BPS adds fitness and health programs to take on childhood obesity
The Boston Public Schools (BPS) today announced Healthy Connections, a strategic plan to advance student health and wellness. The plan begins the implementation of an approach to coordinated school health, which aims to both improve student health and academic performance with the help of $4.6 million in funding from the Centers for Disease Control and Prevention and the US Department of Education. In partnership with Boston Public Health Commission, BPS is aiming to enhance efforts to improve student fitness, healthy behaviors, and school-based health care services. These core goals align with the BPS Acceleration Agenda, the five-year plan to improve every Boston public school.
Working with Wheelock College, BPS has just completed a sweeping survey of the state of student health in Boston. The results show that on average, 40% of BPS students across grades and sex are at an unhealthy weight and 82% of high school students report not eating the recommended daily amount of fruits and vegetables. The Healthy Connections plan includes immediate steps to improve student health. Beginning this fall, BPS will:
- Increase the number of physical education teachers by 10%
- Conduct fitness assessments for students in 4th through 9th grades
- Integrate physical activity across the school day through activity promotions, cross-curricular lessons, movement breaks, and recess
- Incorporate tobacco policy and prevention strategies into BPS Wellness Councils and Wellness Policies through student engagement and professional development
“Preparing children for academic and life success is among our city’s most important responsibilities and the core responsibility of the Boston Public Schools,” said Superintendent Carol R. Johnson. “More than anything, this means that children are in good health, eating healthy, staying physically fit and emotionally well.”
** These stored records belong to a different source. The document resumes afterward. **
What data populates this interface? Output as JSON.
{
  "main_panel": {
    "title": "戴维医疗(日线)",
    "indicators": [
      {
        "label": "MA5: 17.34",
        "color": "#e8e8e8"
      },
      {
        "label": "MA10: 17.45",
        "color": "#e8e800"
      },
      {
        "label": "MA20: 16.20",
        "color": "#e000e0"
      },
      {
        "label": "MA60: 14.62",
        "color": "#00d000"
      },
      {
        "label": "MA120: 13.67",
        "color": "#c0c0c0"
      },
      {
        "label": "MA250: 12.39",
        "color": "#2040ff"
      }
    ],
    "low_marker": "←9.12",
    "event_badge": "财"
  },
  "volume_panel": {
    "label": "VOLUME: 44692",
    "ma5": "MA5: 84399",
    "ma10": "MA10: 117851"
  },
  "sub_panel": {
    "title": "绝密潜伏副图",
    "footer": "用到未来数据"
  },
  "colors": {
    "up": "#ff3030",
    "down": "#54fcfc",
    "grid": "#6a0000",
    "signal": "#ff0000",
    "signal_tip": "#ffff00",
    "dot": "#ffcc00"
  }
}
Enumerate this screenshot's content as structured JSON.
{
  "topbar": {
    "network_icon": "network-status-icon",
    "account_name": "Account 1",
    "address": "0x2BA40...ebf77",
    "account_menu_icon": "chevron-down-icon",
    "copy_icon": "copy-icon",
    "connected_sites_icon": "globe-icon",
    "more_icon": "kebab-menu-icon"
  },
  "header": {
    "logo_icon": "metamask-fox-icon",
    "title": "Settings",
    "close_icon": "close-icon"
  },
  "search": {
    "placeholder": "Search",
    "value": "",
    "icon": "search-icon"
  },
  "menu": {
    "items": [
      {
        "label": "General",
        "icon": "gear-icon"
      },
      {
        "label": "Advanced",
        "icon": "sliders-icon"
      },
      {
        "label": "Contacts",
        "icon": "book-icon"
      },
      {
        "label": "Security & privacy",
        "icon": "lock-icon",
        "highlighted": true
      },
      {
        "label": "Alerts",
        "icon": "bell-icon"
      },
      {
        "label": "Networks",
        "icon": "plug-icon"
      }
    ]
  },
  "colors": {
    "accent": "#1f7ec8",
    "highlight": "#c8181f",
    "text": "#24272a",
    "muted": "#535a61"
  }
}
This school year, Superintendent Johnson created the BPS Health and Wellness Department, led by Executive Director Jill Carter. The department is working to rapidly increase physical fitness, nutrition and health education in every school. Under Carter’s leadership, BPS now provides physical education at 17 schools that previously did not offer any; is conducting a student physical fitness assessment in 57 schools; and trained 75 Wellness Champions to increase physical activity in 46 schools.
The Health and Wellness Department worked with the Aspire Institute at Wheelock College to develop the Healthy Connections strategic plan. “We were pleased to work with BPS to elevate the importance of student health and wellness,” said Jake Murray, senior director of the Aspire Institute. “From the Superintendent on down, there is a clear, strong commitment to better coordinate health and wellness services and improve the quality of these services.”